§ **EXERCISE BRIEF**
Look through the records below, and whenever a line contains "title", copy it.

§ **GIVEN ENTRIES**
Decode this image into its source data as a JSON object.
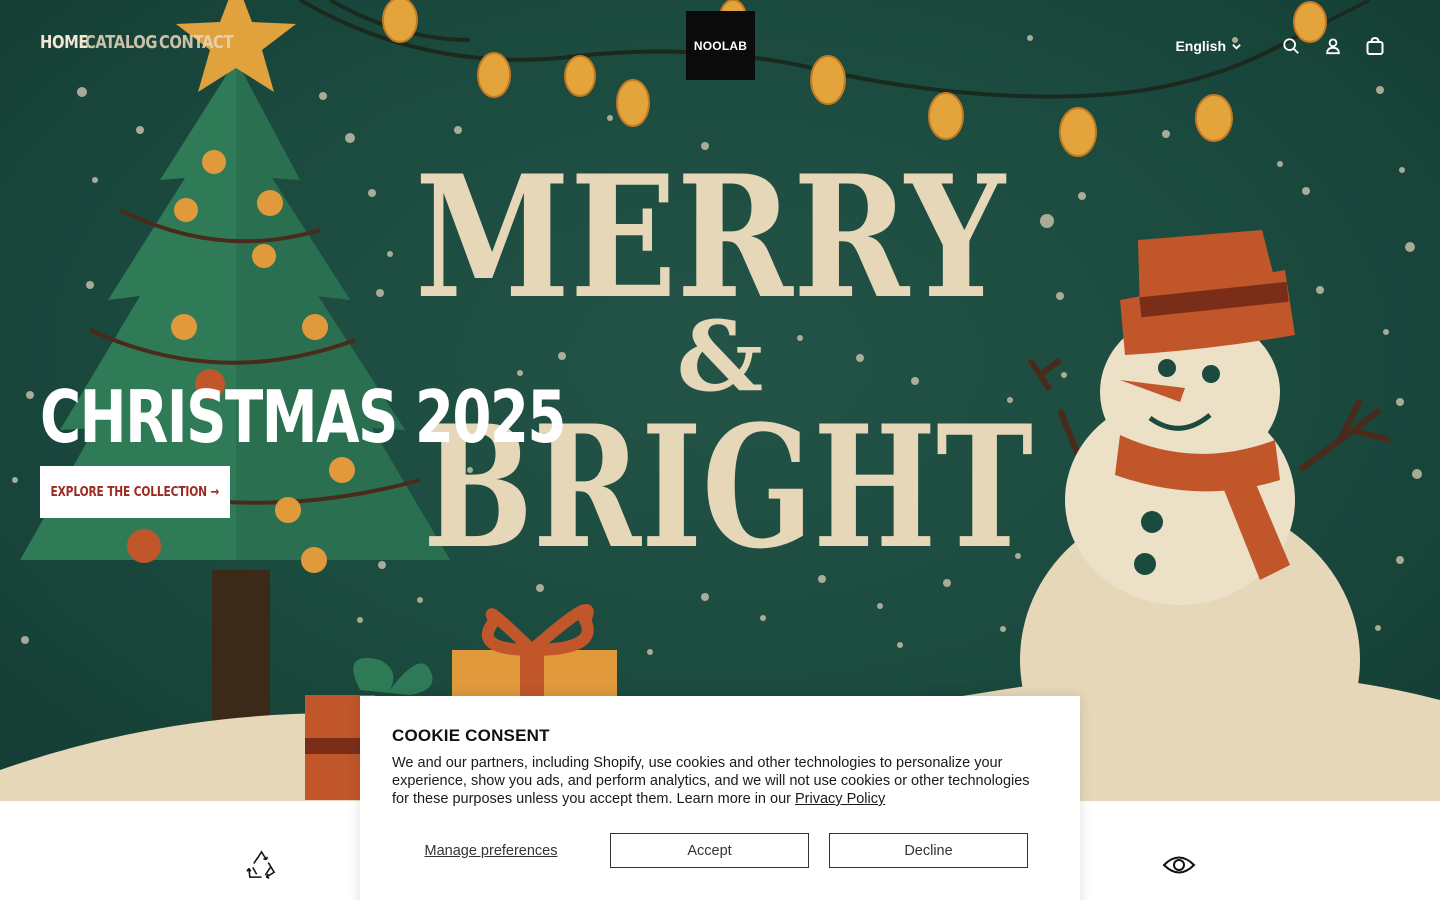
{
  "nav": {
    "items": [
      {
        "label": "HOME"
      },
      {
        "label": "CATALOG"
      },
      {
        "label": "CONTACT"
      }
    ]
  },
  "logo": {
    "text": "NOOLAB"
  },
  "utilities": {
    "language": "English",
    "icons": [
      "search-icon",
      "account-icon",
      "cart-icon"
    ]
  },
  "hero": {
    "title": "CHRISTMAS 2025",
    "cta_label": "EXPLORE THE COLLECTION →",
    "art": {
      "headline_top": "MERRY",
      "headline_amp": "&",
      "headline_bottom": "BRIGHT"
    }
  },
  "features": {
    "icons": [
      "recycle-icon",
      "eye-icon"
    ]
  },
  "cookie": {
    "title": "COOKIE CONSENT",
    "body": "We and our partners, including Shopify, use cookies and other technologies to personalize your experience, show you ads, and perform analytics, and we will not use cookies or other technologies for these purposes unless you accept them. Learn more in our ",
    "link": "Privacy Policy",
    "manage_label": "Manage preferences",
    "accept_label": "Accept",
    "decline_label": "Decline"
  },
  "colors": {
    "hero_green": "#1b4a3f",
    "cream": "#e6d7b9",
    "cta_text": "#9b2a22",
    "orange": "#c0562a"
  }
}
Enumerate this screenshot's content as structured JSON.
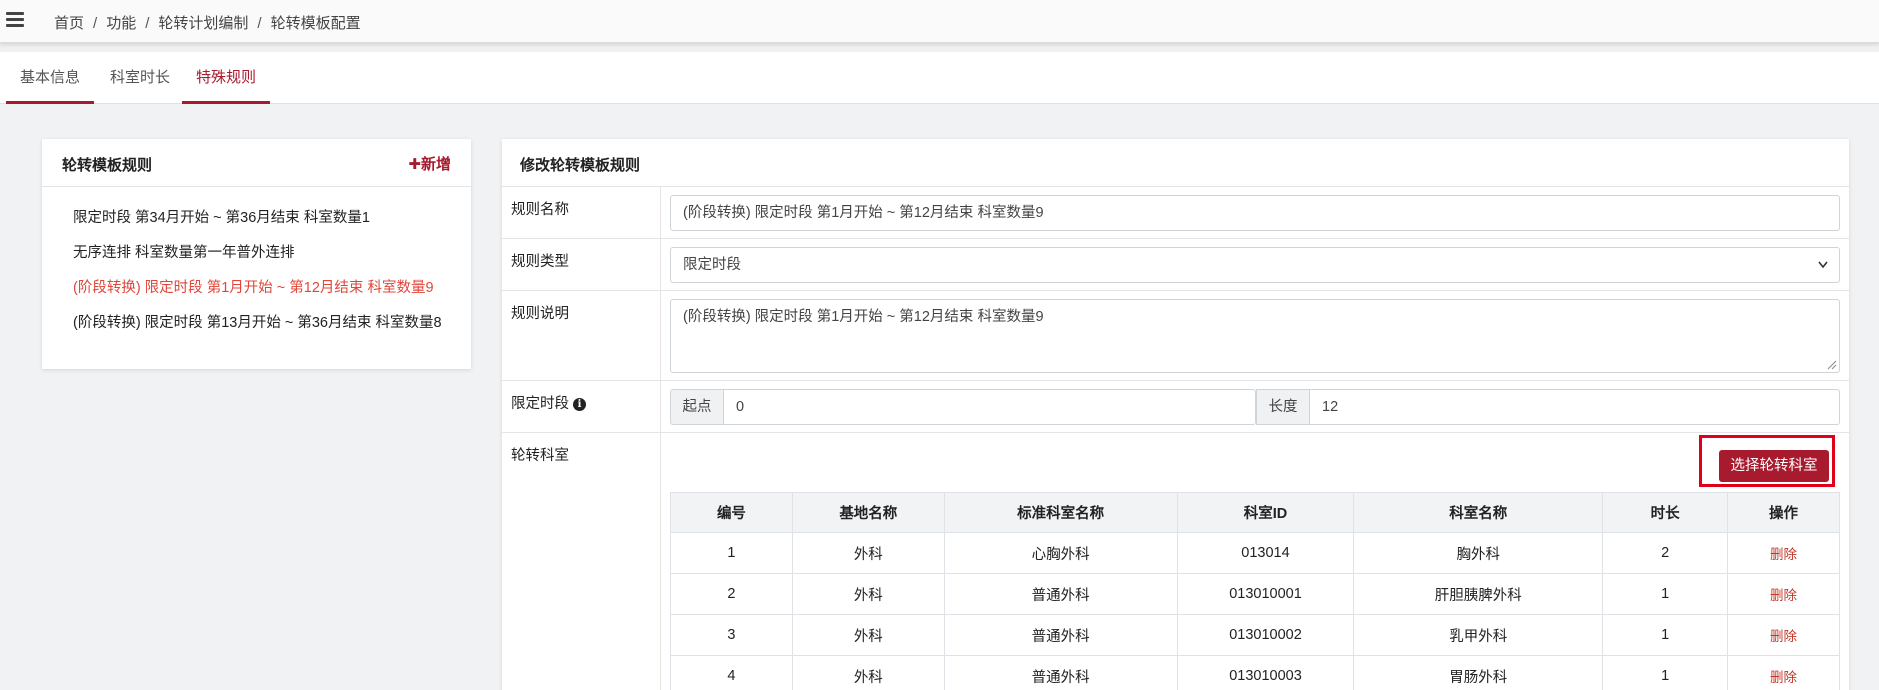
{
  "breadcrumb": [
    "首页",
    "功能",
    "轮转计划编制",
    "轮转模板配置"
  ],
  "tabs": [
    {
      "label": "基本信息"
    },
    {
      "label": "科室时长"
    },
    {
      "label": "特殊规则"
    }
  ],
  "active_tab": "特殊规则",
  "left_panel": {
    "title": "轮转模板规则",
    "add_label": "新增",
    "rules": [
      "限定时段 第34月开始 ~ 第36月结束 科室数量1",
      "无序连排 科室数量第一年普外连排",
      "(阶段转换) 限定时段 第1月开始 ~ 第12月结束 科室数量9",
      "(阶段转换) 限定时段 第13月开始 ~ 第36月结束 科室数量8"
    ]
  },
  "right_panel": {
    "title": "修改轮转模板规则",
    "fields": {
      "name_label": "规则名称",
      "name_value": "(阶段转换) 限定时段 第1月开始 ~ 第12月结束 科室数量9",
      "type_label": "规则类型",
      "type_value": "限定时段",
      "desc_label": "规则说明",
      "desc_value": "(阶段转换) 限定时段 第1月开始 ~ 第12月结束 科室数量9",
      "period_label": "限定时段",
      "start_addon": "起点",
      "start_value": "0",
      "length_addon": "长度",
      "length_value": "12",
      "dept_label": "轮转科室"
    },
    "select_dept_button": "选择轮转科室",
    "table": {
      "headers": [
        "编号",
        "基地名称",
        "标准科室名称",
        "科室ID",
        "科室名称",
        "时长",
        "操作"
      ],
      "rows": [
        {
          "no": "1",
          "base": "外科",
          "std": "心胸外科",
          "id": "013014",
          "name": "胸外科",
          "dur": "2",
          "op": "删除"
        },
        {
          "no": "2",
          "base": "外科",
          "std": "普通外科",
          "id": "013010001",
          "name": "肝胆胰脾外科",
          "dur": "1",
          "op": "删除"
        },
        {
          "no": "3",
          "base": "外科",
          "std": "普通外科",
          "id": "013010002",
          "name": "乳甲外科",
          "dur": "1",
          "op": "删除"
        },
        {
          "no": "4",
          "base": "外科",
          "std": "普通外科",
          "id": "013010003",
          "name": "胃肠外科",
          "dur": "1",
          "op": "删除"
        }
      ]
    }
  },
  "colors": {
    "accent": "#a81b2e",
    "active_rule": "#e0463a",
    "highlight_box": "#e0001a"
  }
}
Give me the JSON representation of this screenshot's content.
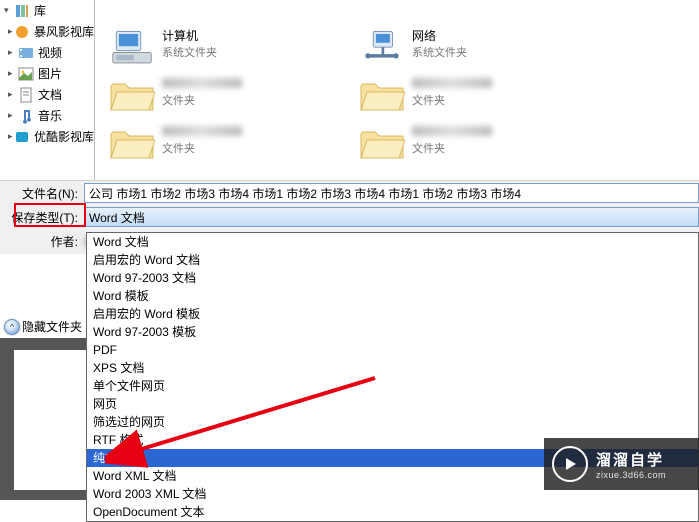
{
  "sidebar": {
    "items": [
      {
        "label": "库",
        "icon": "library"
      },
      {
        "label": "暴风影视库",
        "icon": "storm"
      },
      {
        "label": "视频",
        "icon": "video"
      },
      {
        "label": "图片",
        "icon": "picture"
      },
      {
        "label": "文档",
        "icon": "document"
      },
      {
        "label": "音乐",
        "icon": "music"
      },
      {
        "label": "优酷影视库",
        "icon": "youku"
      }
    ]
  },
  "files": {
    "items": [
      {
        "name": "计算机",
        "sub": "系统文件夹",
        "icon": "computer"
      },
      {
        "name": "网络",
        "sub": "系统文件夹",
        "icon": "network"
      },
      {
        "name": "",
        "sub": "文件夹",
        "icon": "folder",
        "redacted": true
      },
      {
        "name": "",
        "sub": "文件夹",
        "icon": "folder",
        "redacted": true
      },
      {
        "name": "",
        "sub": "文件夹",
        "icon": "folder",
        "redacted": true
      },
      {
        "name": "",
        "sub": "文件夹",
        "icon": "folder",
        "redacted": true
      }
    ]
  },
  "form": {
    "filename_label": "文件名(N):",
    "filename_value": "公司 市场1 市场2 市场3 市场4 市场1 市场2 市场3 市场4 市场1 市场2 市场3 市场4",
    "savetype_label": "保存类型(T):",
    "savetype_value": "Word 文档",
    "author_label": "作者:"
  },
  "dropdown": {
    "items": [
      "Word 文档",
      "启用宏的 Word 文档",
      "Word 97-2003 文档",
      "Word 模板",
      "启用宏的 Word 模板",
      "Word 97-2003 模板",
      "PDF",
      "XPS 文档",
      "单个文件网页",
      "网页",
      "筛选过的网页",
      "RTF 格式",
      "纯文本",
      "Word XML 文档",
      "Word 2003 XML 文档",
      "OpenDocument 文本"
    ],
    "selected_index": 12
  },
  "hide_folders_label": "隐藏文件夹",
  "watermark": {
    "title": "溜溜自学",
    "url": "zixue.3d66.com"
  }
}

§ **EXERCISE RESULT**
    "title": "CHRISTMAS 2025",
    "title": "COOKIE CONSENT",
    "title": "轮转模板规则",
    "title": "修改轮转模板规则",
    "title": "溜溜自学",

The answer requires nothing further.